- _Work required_
From the entries below, copy every line that has the word "state".

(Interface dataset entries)
#####

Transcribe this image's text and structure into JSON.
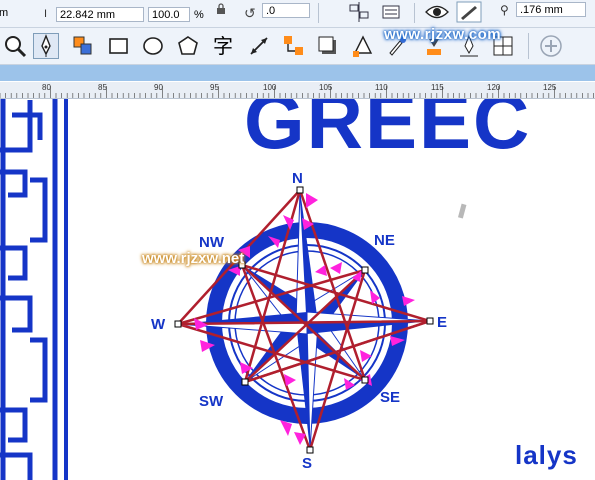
{
  "property_bar": {
    "unit_fragment": "m",
    "height_value": "22.842 mm",
    "scale_value": "100.0",
    "percent_sign": "%",
    "rotation_value": ".0",
    "outline_width": ".176 mm"
  },
  "toolbar": {
    "tools": [
      "zoom-tool",
      "freehand-tool",
      "smart-fill-tool",
      "rectangle-tool",
      "ellipse-tool",
      "polygon-tool",
      "text-tool",
      "parallel-dimension-tool",
      "connector-tool",
      "drop-shadow-tool",
      "transparency-tool",
      "color-eyedropper-tool",
      "interactive-fill-tool",
      "smart-drawing-tool",
      "add-tool"
    ],
    "watermark": "www.rjzxw.com"
  },
  "ruler": {
    "ticks": [
      "80",
      "85",
      "90",
      "95",
      "100",
      "105",
      "110",
      "115",
      "120",
      "125"
    ]
  },
  "canvas": {
    "title_text": "GREEC",
    "footer_text": "lalys",
    "compass": {
      "north": "N",
      "northeast": "NE",
      "east": "E",
      "southeast": "SE",
      "south": "S",
      "southwest": "SW",
      "west": "W",
      "northwest": "NW"
    },
    "watermark": "www.rjzxw.net"
  },
  "colors": {
    "ink_blue": "#1535c7",
    "guide_red": "#b01f2e",
    "arrow_magenta": "#ff22dd",
    "ui_bg": "#eef3fa",
    "strip_blue": "#9cc3ea"
  }
}
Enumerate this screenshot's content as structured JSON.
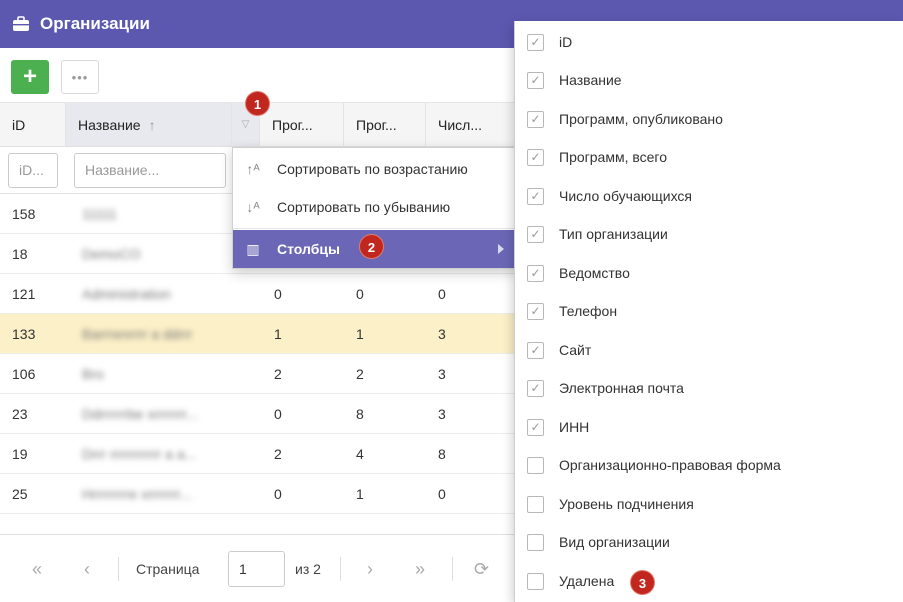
{
  "window": {
    "title": "Организации",
    "icon": "briefcase-icon"
  },
  "toolbar": {
    "add_label": "+",
    "more_label": "•••"
  },
  "grid": {
    "columns": [
      {
        "label": "iD"
      },
      {
        "label": "Название",
        "sort_icon": "↑"
      },
      {
        "label": "Прог..."
      },
      {
        "label": "Прог..."
      },
      {
        "label": "Числ..."
      }
    ],
    "filter_placeholders": {
      "id": "iD...",
      "name": "Название..."
    },
    "rows": [
      {
        "id": "158",
        "name": "11111",
        "c3": "",
        "c4": "",
        "c5": ""
      },
      {
        "id": "18",
        "name": "DemoCO",
        "c3": "",
        "c4": "",
        "c5": ""
      },
      {
        "id": "121",
        "name": "Administration",
        "c3": "0",
        "c4": "0",
        "c5": "0"
      },
      {
        "id": "133",
        "name": "Barrrenrrrr a ddrrr",
        "c3": "1",
        "c4": "1",
        "c5": "3"
      },
      {
        "id": "106",
        "name": "Bro",
        "c3": "2",
        "c4": "2",
        "c5": "3"
      },
      {
        "id": "23",
        "name": "Ddrrrrrrbe xrrrrrrr...",
        "c3": "0",
        "c4": "8",
        "c5": "3"
      },
      {
        "id": "19",
        "name": "Drrr rrrrrrrrrrr a a...",
        "c3": "2",
        "c4": "4",
        "c5": "8"
      },
      {
        "id": "25",
        "name": "Hrrrrrrrre xrrrrrrr...",
        "c3": "0",
        "c4": "1",
        "c5": "0"
      }
    ],
    "selected_row_color": "#fcf0c8"
  },
  "pager": {
    "first_icon": "«",
    "prev_icon": "‹",
    "page_label": "Страница",
    "page_value": "1",
    "of_label": "из 2",
    "next_icon": "›",
    "last_icon": "»",
    "refresh_icon": "⟳"
  },
  "context_menu": {
    "sort_asc": "Сортировать по возрастанию",
    "sort_desc": "Сортировать по убыванию",
    "columns": "Столбцы"
  },
  "badges": {
    "b1": "1",
    "b2": "2",
    "b3": "3"
  },
  "columns_menu": {
    "items": [
      {
        "label": "iD",
        "checked": true
      },
      {
        "label": "Название",
        "checked": true
      },
      {
        "label": "Программ, опубликовано",
        "checked": true
      },
      {
        "label": "Программ, всего",
        "checked": true
      },
      {
        "label": "Число обучающихся",
        "checked": true
      },
      {
        "label": "Тип организации",
        "checked": true
      },
      {
        "label": "Ведомство",
        "checked": true
      },
      {
        "label": "Телефон",
        "checked": true
      },
      {
        "label": "Сайт",
        "checked": true
      },
      {
        "label": "Электронная почта",
        "checked": true
      },
      {
        "label": "ИНН",
        "checked": true
      },
      {
        "label": "Организационно-правовая форма",
        "checked": false
      },
      {
        "label": "Уровень подчинения",
        "checked": false
      },
      {
        "label": "Вид организации",
        "checked": false
      },
      {
        "label": "Удалена",
        "checked": false
      }
    ]
  },
  "colors": {
    "header": "#5c58b0",
    "accent": "#6b67b6",
    "add_button": "#4caf50",
    "badge": "#c1271f"
  }
}
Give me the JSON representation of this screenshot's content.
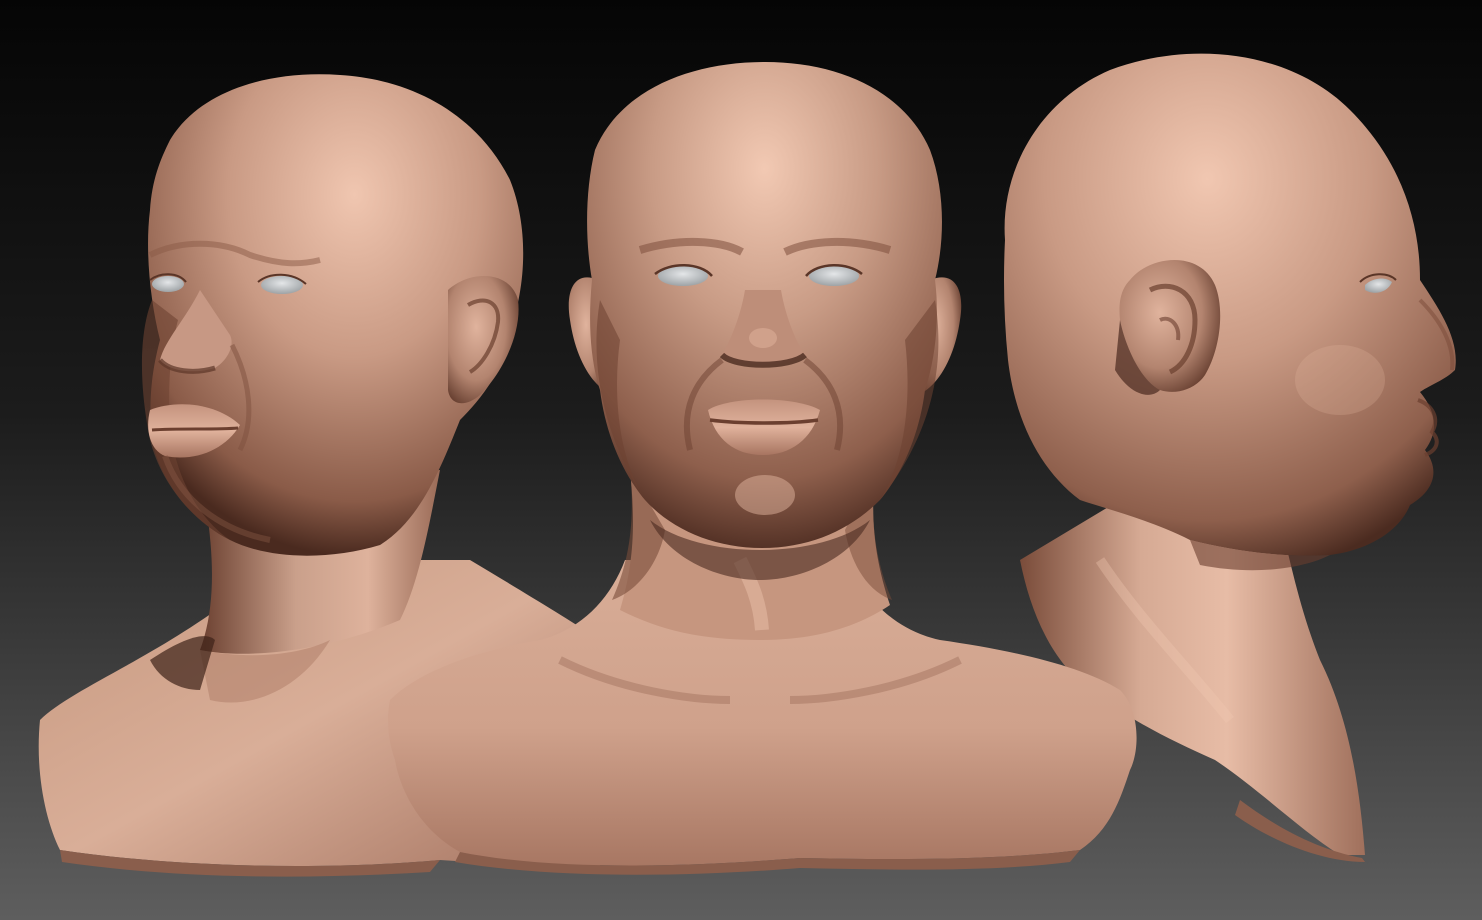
{
  "scene": {
    "views": [
      {
        "id": "three-quarter-left"
      },
      {
        "id": "front"
      },
      {
        "id": "profile-right"
      }
    ],
    "colors": {
      "background_top": "#050505",
      "background_bottom": "#5e5e5e",
      "skin_light": "#e6b9a3",
      "skin_mid": "#b98a76",
      "skin_dark": "#5a3527",
      "shadow": "#2a1510",
      "eye": "#c4c7c9"
    }
  }
}
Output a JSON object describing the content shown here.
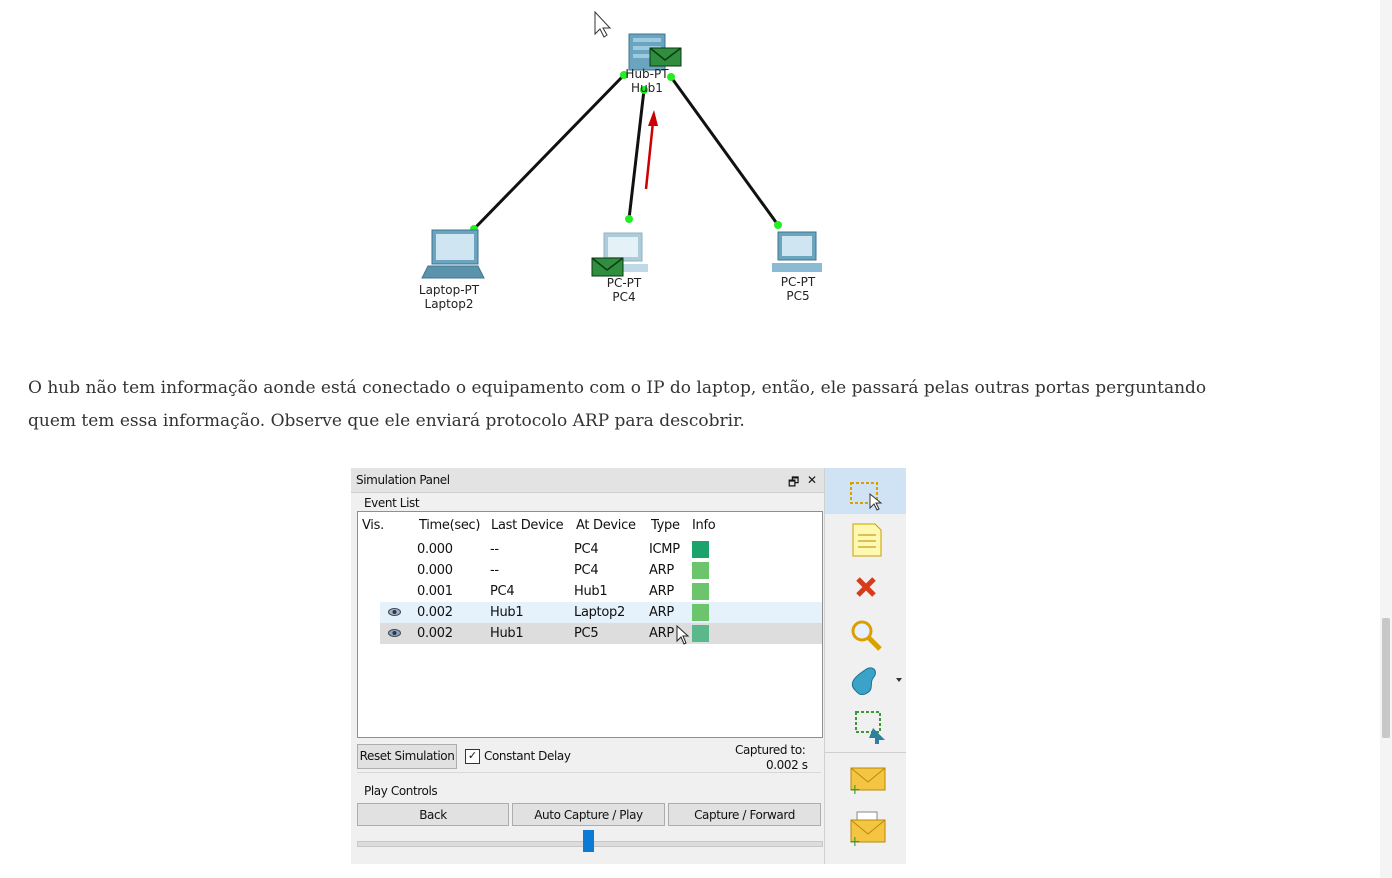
{
  "topology": {
    "hub": {
      "type": "Hub-PT",
      "name": "Hub1"
    },
    "devices": [
      {
        "type": "Laptop-PT",
        "name": "Laptop2"
      },
      {
        "type": "PC-PT",
        "name": "PC4"
      },
      {
        "type": "PC-PT",
        "name": "PC5"
      }
    ]
  },
  "article": {
    "paragraph": "O hub não tem informação aonde está conectado o equipamento com o IP do laptop, então, ele passará pelas outras portas perguntando quem tem essa informação. Observe que ele enviará protocolo ARP para descobrir."
  },
  "simulation_panel": {
    "title": "Simulation Panel",
    "restore_glyph": "🗗",
    "close_glyph": "✕",
    "event_list_label": "Event List",
    "columns": [
      "Vis.",
      "Time(sec)",
      "Last Device",
      "At Device",
      "Type",
      "Info"
    ],
    "rows": [
      {
        "time": "0.000",
        "last": "--",
        "at": "PC4",
        "type": "ICMP",
        "color": "#1aa36a",
        "visible": false
      },
      {
        "time": "0.000",
        "last": "--",
        "at": "PC4",
        "type": "ARP",
        "color": "#6cc46c",
        "visible": false
      },
      {
        "time": "0.001",
        "last": "PC4",
        "at": "Hub1",
        "type": "ARP",
        "color": "#6cc46c",
        "visible": false
      },
      {
        "time": "0.002",
        "last": "Hub1",
        "at": "Laptop2",
        "type": "ARP",
        "color": "#6cc46c",
        "visible": true
      },
      {
        "time": "0.002",
        "last": "Hub1",
        "at": "PC5",
        "type": "ARP",
        "color": "#5ab88a",
        "visible": true
      }
    ],
    "reset_button": "Reset Simulation",
    "constant_delay_label": "Constant Delay",
    "constant_delay_checked": "✓",
    "captured_label": "Captured to:",
    "captured_value": "0.002 s",
    "play_controls_label": "Play Controls",
    "back_button": "Back",
    "auto_capture_button": "Auto Capture / Play",
    "capture_forward_button": "Capture / Forward"
  },
  "toolbar": {
    "items": [
      "select-icon",
      "note-icon",
      "delete-icon",
      "inspect-icon",
      "draw-shape-icon",
      "resize-icon",
      "add-simple-pdu-icon",
      "add-complex-pdu-icon"
    ]
  }
}
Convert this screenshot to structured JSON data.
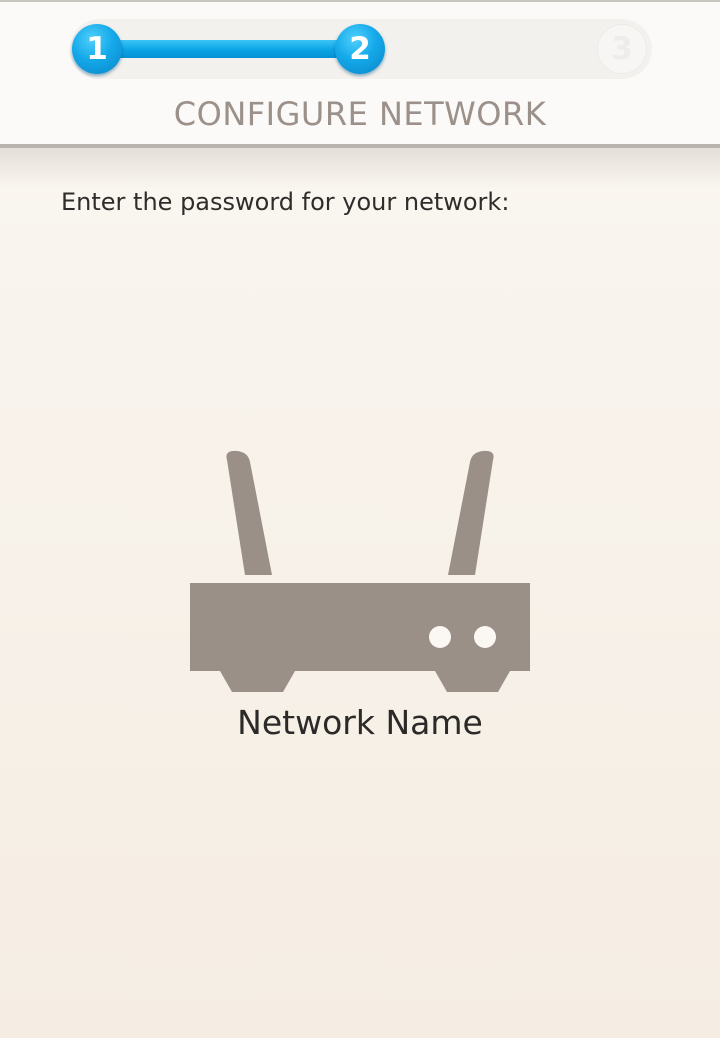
{
  "stepper": {
    "steps": [
      {
        "label": "1",
        "state": "completed"
      },
      {
        "label": "2",
        "state": "current"
      },
      {
        "label": "3",
        "state": "upcoming"
      }
    ],
    "current_step": 2,
    "total_steps": 3
  },
  "header": {
    "title": "CONFIGURE NETWORK"
  },
  "main": {
    "prompt": "Enter the password for your network:",
    "router_icon": "wifi-router-icon",
    "network_name": "Network Name"
  },
  "colors": {
    "accent": "#0aa4e6",
    "title_text": "#9b918a",
    "icon": "#9a9087",
    "background": "#f6efe6"
  }
}
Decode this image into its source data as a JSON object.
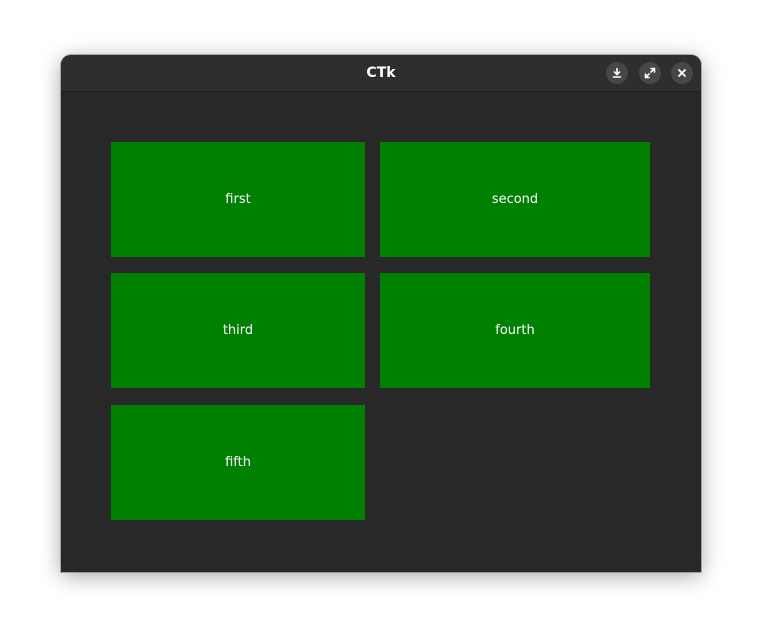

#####

- _Task response_
        "state": "completed"
        "state": "current"
        "state": "upcoming"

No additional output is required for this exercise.